Alveley Primary School is committed to the lively and engaging delivery of mathematics across the age ranges and curriculum. For children to access the majority of their learning in numeracy, a strong and confident grasp of the four number operations is important, using formal and informal written methods and mental strategies.
We use concrete apparatus such as numicon and pictorial representations to develop deep, conceptual understanding of mathematical ideas as well as using talk maths, which encourages children to discuss their mathematical concepts. In mathematics we ensure there are plenty of opportunities for problem solving and chance to apply logic skills. We often have investigations and work through real life and worded problems.
Problem solving is embedded across the mathematics curriculum and our topic curriculum. Our curriculum is carefully planned and ensures that children are confident, numerate and can apply their skills. The teachers follow the National Curriculum and reasoning, problem solving and fluency are embedded in the teaching of mathematics. There is dedicated teaching of tables as we acknowledge that having a secure knowledge of table facts is crucial.
At Alveley Primary School, we place value on investigative science and children using their own ideas to explore concepts following the National Curriculum.
We pride ourselves on the curriculum that we provide for the learners in our school. We have worked hard to ensure that our curriculum reflects the world that we live in. The three key elements to our topic curriculum are:
Local identity: This involves learning about our immediate surroundings. It is important that children are develop a sense of community, a cultural identity and how where they live is similar or different to other locations.
Environmental: This focuses on a variety of environmental issues which encourage the children to learn about their impact on their world and how they can make a positive change.
Global: This is an important part of our curriculum. The children have an opportunity to study different countries and continents around the world. This helps them to develop their global identity and ensures that they develop understanding, respect and tolerance for different cultures, their traditions and views.
Our topic curriculum has clear progression that ensures that the children develop skills, understanding and knowledge. We ensure that our curriculum is enriched by a variety of motivators, this includes trips, visits and visits in school by experts. Our extensive outdoor areas means that the delivery of the curriculum is not restricted to inside. The staff make use of this outdoor space to enrich all aspects of the curriculum.

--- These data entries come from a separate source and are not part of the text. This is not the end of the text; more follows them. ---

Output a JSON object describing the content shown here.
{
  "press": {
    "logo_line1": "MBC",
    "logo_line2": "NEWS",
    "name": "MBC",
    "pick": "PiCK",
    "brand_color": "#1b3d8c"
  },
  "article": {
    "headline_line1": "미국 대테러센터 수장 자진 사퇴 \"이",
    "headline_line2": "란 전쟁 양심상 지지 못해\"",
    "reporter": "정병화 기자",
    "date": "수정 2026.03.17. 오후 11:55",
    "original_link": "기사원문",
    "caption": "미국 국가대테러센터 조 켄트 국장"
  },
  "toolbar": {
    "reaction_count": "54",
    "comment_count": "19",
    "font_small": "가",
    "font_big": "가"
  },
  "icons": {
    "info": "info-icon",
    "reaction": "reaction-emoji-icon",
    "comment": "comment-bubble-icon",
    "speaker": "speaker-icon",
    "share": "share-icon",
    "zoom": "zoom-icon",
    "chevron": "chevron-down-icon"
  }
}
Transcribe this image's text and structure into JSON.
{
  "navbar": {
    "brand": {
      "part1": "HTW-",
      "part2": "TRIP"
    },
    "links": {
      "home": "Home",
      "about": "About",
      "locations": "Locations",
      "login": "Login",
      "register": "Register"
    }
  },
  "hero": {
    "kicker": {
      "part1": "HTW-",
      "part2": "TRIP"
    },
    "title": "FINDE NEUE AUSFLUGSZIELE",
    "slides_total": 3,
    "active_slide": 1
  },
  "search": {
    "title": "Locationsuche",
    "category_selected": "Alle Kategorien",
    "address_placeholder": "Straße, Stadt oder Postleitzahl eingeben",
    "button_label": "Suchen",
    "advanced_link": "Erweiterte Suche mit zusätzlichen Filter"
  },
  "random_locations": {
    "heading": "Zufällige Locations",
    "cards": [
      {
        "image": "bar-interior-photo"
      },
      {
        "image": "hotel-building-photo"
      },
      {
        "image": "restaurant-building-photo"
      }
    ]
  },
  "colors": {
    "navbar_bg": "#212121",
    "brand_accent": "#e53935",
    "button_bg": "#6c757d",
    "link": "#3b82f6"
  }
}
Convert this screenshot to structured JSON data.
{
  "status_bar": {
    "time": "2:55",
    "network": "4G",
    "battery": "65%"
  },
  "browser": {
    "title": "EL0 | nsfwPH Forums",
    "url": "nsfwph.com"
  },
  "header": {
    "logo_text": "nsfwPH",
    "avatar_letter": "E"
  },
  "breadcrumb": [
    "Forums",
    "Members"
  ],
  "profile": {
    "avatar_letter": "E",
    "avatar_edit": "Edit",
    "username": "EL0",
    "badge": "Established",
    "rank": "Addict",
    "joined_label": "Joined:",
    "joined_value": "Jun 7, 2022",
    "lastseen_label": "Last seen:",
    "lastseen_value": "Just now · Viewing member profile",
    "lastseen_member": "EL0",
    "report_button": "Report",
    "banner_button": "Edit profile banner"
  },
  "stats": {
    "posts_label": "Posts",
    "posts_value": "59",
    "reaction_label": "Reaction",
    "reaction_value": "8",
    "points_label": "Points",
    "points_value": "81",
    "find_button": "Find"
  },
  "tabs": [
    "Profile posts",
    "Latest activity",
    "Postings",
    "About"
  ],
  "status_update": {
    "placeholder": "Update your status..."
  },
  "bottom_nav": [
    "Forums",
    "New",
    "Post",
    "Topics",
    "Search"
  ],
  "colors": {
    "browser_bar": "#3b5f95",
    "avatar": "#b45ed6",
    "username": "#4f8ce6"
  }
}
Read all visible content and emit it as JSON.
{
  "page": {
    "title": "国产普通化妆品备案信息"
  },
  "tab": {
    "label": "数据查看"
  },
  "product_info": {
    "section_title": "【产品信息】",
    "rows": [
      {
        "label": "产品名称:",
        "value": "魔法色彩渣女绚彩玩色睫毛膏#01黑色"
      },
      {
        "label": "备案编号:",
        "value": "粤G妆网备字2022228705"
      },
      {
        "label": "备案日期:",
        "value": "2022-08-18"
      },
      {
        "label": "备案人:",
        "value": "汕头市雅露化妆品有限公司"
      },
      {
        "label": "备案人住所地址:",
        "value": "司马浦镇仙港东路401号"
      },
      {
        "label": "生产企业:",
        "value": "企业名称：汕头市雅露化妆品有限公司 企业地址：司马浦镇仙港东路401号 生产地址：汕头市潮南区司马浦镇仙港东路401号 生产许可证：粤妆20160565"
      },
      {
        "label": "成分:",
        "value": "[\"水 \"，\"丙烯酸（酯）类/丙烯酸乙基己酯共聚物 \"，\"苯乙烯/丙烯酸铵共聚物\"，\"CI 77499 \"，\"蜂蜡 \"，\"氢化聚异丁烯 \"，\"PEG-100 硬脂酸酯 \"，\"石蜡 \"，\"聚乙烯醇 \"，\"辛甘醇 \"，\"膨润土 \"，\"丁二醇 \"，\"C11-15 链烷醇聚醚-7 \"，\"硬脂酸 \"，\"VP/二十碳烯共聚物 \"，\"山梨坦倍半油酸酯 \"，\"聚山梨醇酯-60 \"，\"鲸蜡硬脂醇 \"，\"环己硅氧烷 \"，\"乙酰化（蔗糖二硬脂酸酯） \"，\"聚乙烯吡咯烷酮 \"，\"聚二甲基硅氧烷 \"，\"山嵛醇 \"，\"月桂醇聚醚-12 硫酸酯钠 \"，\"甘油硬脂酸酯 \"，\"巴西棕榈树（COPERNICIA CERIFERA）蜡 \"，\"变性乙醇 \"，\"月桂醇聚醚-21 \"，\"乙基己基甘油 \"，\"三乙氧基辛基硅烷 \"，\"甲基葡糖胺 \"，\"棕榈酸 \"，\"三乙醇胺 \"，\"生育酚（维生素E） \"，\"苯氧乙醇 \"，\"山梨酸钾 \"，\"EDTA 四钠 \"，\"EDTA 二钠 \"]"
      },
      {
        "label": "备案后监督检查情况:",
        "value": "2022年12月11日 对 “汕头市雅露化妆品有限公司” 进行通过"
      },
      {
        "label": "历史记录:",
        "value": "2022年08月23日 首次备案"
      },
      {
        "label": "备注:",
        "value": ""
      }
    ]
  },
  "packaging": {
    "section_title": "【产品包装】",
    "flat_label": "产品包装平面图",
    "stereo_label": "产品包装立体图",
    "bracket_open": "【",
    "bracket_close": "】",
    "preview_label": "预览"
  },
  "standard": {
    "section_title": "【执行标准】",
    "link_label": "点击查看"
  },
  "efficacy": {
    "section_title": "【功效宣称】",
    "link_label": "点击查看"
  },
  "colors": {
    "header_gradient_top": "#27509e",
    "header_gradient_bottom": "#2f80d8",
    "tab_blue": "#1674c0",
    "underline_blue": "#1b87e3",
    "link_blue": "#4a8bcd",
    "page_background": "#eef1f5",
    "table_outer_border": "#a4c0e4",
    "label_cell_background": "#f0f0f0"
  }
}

Visit the class pages for more detailed information about the content for each topic.